Simulation in Neurosurgery Supplement: Craniotomy Simulator Enhances TBI Training

A_Novel_Craniotomy_Simulator_Provides_a_ValidatedBackground: In a variety of surgical specialties, simulation-based technologies play an important role in resident training. The Congress of Neurological Surgeons (CNS) established an initiative to enhance neurosurgical training by developing a simulation-based curriculum to complement standard didactic and clinical learning.

Objective: To enhance resident education in the management of traumatic brain injury by the use of simulation-based training.

Methods: A course-based neurosurgical simulation curriculum was developed and offered at the 2012 CNS annual meeting. Within this curriculum, a trauma module was developed to teach skills necessary in the management of traumatic brain injury, including the performance of craniotomy for trauma. Didactic and simulator-based instruction were incorporated into the course. Written and practical pre- and posttests, as well as questionnaires, were used to assess the improvement in skill level and to validate the simulator as a teaching tool.

Results: Fourteen trainees participated in the didactic section of the trauma module. Average performance improved significantly in written scores from pretest (75%) to posttest (87.5%, P < .05). Eight participants completed the trauma craniotomy simulator. Incision planning, burr hole placement (P < .02), and craniotomy size (P < .05) improved significantly. Junior residents (postgraduate years 1-3) demonstrated the most improvement during the course.

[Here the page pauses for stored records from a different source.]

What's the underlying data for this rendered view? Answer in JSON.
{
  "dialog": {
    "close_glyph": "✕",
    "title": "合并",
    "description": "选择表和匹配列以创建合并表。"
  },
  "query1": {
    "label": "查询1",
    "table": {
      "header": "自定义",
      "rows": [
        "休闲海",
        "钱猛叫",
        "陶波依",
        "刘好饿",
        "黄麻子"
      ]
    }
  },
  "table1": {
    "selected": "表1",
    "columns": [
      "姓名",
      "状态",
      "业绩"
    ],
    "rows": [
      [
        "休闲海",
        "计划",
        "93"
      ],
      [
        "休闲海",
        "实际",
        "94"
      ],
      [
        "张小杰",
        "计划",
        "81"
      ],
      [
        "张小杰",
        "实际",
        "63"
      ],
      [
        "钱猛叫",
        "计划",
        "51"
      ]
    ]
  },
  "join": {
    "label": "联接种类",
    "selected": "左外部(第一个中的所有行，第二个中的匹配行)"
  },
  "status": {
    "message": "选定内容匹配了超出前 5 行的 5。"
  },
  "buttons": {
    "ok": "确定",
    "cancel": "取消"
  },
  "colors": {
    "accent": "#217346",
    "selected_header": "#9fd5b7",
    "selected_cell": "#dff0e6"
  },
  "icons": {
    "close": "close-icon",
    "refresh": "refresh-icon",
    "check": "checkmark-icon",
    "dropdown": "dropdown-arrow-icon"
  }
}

Conclusion: The CNS simulation trauma module provides a complementary method for residents to acquire necessary skills in the management of traumatic brain injury. Preliminary data indicate improvement in didactic and hands-on knowledge after training. Additional data are needed to confirm the validity of the simulator.

From: A Novel Craniotomy Simulator Provides a Validated Method to Enhance Education in the Management of Traumatic Brain Injury by Lobel et al.

Free full text access.

Advertisements